**What this task involves**
Where in the entries below does "Mask" appear? Copy every line that has it.

#### Data extract ####

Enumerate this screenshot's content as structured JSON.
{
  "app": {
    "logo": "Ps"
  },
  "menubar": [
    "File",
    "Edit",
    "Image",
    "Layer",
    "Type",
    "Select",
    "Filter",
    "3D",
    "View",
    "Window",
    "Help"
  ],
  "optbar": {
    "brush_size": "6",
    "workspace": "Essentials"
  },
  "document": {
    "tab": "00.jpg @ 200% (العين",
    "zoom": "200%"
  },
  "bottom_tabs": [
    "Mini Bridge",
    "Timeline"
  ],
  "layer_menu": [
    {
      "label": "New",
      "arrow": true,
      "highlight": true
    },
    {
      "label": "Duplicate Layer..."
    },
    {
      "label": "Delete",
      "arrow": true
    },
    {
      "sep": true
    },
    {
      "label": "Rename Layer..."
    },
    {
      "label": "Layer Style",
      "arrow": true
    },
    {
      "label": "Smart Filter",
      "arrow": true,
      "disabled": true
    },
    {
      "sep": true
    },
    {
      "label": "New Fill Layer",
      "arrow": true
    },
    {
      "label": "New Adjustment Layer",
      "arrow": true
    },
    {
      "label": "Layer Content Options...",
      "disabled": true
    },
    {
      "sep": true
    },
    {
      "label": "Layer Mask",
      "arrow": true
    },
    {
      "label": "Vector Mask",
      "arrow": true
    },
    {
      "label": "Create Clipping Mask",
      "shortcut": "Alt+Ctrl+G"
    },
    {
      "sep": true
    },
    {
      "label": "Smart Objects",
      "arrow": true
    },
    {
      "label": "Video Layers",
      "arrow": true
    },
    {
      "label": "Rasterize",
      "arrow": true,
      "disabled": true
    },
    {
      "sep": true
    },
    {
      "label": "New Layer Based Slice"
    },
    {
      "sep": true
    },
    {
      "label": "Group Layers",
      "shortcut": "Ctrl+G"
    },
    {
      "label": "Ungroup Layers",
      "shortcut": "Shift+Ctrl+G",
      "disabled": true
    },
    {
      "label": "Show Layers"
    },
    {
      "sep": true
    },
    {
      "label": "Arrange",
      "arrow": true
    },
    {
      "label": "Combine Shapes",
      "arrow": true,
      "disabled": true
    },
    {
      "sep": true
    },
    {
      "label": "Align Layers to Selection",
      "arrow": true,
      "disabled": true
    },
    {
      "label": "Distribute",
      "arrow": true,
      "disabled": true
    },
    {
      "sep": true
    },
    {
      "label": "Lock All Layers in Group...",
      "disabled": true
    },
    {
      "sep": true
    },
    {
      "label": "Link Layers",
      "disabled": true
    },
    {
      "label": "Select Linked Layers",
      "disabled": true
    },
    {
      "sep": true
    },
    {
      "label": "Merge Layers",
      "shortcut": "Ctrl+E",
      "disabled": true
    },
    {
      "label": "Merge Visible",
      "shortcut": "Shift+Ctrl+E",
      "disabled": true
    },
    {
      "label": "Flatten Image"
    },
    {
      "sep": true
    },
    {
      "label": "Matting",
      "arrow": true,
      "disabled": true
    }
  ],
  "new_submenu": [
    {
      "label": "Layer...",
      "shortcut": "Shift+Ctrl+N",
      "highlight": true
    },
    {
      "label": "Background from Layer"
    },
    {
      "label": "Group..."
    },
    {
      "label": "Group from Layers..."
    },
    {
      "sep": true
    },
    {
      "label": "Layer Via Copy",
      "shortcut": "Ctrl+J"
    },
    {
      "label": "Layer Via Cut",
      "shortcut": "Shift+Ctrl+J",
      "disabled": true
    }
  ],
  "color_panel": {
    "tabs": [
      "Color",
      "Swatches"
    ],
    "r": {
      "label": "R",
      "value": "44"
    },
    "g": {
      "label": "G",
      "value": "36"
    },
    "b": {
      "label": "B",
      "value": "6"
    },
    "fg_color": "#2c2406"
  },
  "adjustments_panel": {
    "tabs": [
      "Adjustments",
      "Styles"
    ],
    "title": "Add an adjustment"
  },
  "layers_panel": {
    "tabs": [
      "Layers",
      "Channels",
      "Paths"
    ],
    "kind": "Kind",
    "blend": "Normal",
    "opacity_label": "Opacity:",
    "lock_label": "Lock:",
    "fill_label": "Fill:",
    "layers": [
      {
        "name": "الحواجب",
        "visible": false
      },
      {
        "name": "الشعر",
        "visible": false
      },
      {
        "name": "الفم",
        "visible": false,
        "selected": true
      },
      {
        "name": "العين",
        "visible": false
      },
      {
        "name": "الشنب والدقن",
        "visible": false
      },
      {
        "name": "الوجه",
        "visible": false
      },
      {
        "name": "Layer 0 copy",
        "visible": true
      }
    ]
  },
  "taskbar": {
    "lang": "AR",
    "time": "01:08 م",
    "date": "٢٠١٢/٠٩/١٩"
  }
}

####

**Answer for this exercise**
      "label": "Layer Mask",
      "label": "Vector Mask",
      "label": "Create Clipping Mask",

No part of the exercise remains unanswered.